• The data:
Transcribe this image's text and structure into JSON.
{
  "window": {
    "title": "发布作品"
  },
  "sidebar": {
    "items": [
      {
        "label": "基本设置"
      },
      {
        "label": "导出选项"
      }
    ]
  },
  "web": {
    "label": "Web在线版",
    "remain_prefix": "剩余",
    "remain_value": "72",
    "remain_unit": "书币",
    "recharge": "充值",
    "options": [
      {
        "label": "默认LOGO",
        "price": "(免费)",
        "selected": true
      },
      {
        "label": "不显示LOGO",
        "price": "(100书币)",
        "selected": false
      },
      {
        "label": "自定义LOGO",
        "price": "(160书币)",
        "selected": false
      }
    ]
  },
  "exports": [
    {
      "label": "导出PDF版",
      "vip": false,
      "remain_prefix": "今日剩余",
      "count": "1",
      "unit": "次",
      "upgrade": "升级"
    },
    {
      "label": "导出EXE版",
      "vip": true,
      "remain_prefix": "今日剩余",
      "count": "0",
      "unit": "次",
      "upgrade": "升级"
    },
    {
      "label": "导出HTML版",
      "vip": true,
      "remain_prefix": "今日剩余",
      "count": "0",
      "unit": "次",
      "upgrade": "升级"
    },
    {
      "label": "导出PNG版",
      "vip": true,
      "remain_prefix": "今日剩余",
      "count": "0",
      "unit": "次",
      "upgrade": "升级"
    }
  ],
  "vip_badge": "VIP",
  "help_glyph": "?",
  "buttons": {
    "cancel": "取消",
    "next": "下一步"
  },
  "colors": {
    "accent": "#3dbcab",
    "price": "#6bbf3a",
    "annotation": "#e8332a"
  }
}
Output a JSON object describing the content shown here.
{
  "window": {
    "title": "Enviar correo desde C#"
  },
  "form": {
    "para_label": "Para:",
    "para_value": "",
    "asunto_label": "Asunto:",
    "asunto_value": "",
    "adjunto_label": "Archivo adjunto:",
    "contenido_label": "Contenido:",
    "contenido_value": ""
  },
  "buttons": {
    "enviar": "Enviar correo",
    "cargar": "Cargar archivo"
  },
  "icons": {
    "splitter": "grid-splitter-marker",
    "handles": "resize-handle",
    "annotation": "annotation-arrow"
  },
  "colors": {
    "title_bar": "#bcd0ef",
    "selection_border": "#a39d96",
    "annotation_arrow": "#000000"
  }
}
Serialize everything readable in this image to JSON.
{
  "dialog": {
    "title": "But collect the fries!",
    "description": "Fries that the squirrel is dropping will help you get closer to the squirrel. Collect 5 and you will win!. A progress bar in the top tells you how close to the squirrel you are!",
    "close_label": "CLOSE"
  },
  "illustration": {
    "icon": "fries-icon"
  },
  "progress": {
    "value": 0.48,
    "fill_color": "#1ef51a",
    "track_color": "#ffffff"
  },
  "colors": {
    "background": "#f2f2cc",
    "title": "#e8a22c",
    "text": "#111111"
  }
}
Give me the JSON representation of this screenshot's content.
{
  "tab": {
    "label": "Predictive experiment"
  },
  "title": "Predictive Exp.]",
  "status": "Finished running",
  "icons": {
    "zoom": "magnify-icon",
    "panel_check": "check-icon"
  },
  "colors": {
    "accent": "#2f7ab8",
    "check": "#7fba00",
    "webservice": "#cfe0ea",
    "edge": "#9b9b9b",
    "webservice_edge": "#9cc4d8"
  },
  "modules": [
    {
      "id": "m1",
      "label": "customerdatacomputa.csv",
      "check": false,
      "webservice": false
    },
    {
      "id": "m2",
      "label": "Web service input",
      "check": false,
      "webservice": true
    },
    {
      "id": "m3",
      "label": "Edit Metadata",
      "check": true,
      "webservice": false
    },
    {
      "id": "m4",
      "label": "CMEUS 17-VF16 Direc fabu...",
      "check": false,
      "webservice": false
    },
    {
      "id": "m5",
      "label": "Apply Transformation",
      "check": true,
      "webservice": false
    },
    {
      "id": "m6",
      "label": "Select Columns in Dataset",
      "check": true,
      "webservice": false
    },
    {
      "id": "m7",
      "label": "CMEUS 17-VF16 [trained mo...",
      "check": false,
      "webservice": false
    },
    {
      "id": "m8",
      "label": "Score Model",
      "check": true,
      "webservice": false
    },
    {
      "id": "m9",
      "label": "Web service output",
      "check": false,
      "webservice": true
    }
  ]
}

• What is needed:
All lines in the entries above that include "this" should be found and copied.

• Response to the task:
Transcribe this image's text and structure into JSON.
Serialize everything readable in this image to JSON.
Give me the JSON representation of this screenshot's content.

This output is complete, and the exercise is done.